Work request: Output an exact reproduction of the data.

Records provided:
* * * * *

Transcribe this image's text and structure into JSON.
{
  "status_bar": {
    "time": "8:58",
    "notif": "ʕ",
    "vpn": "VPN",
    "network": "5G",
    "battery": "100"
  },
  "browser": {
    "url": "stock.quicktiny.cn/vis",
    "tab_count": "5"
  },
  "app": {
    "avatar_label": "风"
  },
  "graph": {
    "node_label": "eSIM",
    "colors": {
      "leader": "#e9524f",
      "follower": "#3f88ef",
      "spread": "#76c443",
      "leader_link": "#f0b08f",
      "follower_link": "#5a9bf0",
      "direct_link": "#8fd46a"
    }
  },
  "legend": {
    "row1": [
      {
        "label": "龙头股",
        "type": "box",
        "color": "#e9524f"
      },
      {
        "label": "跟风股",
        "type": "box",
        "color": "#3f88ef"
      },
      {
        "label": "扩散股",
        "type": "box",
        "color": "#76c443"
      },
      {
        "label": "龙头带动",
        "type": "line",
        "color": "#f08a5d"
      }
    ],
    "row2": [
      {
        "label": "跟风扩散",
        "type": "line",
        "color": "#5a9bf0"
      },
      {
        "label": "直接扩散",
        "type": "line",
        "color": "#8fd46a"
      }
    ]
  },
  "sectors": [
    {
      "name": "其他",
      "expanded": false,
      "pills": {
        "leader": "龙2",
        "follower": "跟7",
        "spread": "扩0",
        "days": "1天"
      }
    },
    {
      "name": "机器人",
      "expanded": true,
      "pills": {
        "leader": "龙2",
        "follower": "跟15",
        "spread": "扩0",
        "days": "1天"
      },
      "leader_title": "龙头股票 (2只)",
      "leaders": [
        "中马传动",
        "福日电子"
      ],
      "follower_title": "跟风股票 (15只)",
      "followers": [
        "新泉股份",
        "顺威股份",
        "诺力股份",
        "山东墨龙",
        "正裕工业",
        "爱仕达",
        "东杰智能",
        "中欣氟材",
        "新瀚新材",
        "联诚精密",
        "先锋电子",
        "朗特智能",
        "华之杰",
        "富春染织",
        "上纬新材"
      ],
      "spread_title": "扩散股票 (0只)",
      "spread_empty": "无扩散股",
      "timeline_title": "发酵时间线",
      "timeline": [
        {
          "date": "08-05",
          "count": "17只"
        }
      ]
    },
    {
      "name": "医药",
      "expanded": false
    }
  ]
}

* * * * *

Your solution:
Transcribe this image's text and structure into JSON.
{
  "status_bar": {
    "time": "8:58",
    "notif": "ʕ",
    "vpn": "VPN",
    "network": "5G",
    "battery": "100"
  },
  "browser": {
    "url": "stock.quicktiny.cn/vis",
    "tab_count": "5"
  },
  "app": {
    "avatar_label": "风"
  },
  "graph": {
    "node_label": "eSIM",
    "colors": {
      "leader": "#e9524f",
      "follower": "#3f88ef",
      "spread": "#76c443",
      "leader_link": "#f0b08f",
      "follower_link": "#5a9bf0",
      "direct_link": "#8fd46a"
    }
  },
  "legend": {
    "row1": [
      {
        "label": "龙头股",
        "type": "box",
        "color": "#e9524f"
      },
      {
        "label": "跟风股",
        "type": "box",
        "color": "#3f88ef"
      },
      {
        "label": "扩散股",
        "type": "box",
        "color": "#76c443"
      },
      {
        "label": "龙头带动",
        "type": "line",
        "color": "#f08a5d"
      }
    ],
    "row2": [
      {
        "label": "跟风扩散",
        "type": "line",
        "color": "#5a9bf0"
      },
      {
        "label": "直接扩散",
        "type": "line",
        "color": "#8fd46a"
      }
    ]
  },
  "sectors": [
    {
      "name": "其他",
      "expanded": false,
      "pills": {
        "leader": "龙2",
        "follower": "跟7",
        "spread": "扩0",
        "days": "1天"
      }
    },
    {
      "name": "机器人",
      "expanded": true,
      "pills": {
        "leader": "龙2",
        "follower": "跟15",
        "spread": "扩0",
        "days": "1天"
      },
      "leader_title": "龙头股票 (2只)",
      "leaders": [
        "中马传动",
        "福日电子"
      ],
      "follower_title": "跟风股票 (15只)",
      "followers": [
        "新泉股份",
        "顺威股份",
        "诺力股份",
        "山东墨龙",
        "正裕工业",
        "爱仕达",
        "东杰智能",
        "中欣氟材",
        "新瀚新材",
        "联诚精密",
        "先锋电子",
        "朗特智能",
        "华之杰",
        "富春染织",
        "上纬新材"
      ],
      "spread_title": "扩散股票 (0只)",
      "spread_empty": "无扩散股",
      "timeline_title": "发酵时间线",
      "timeline": [
        {
          "date": "08-05",
          "count": "17只"
        }
      ]
    },
    {
      "name": "医药",
      "expanded": false
    }
  ]
}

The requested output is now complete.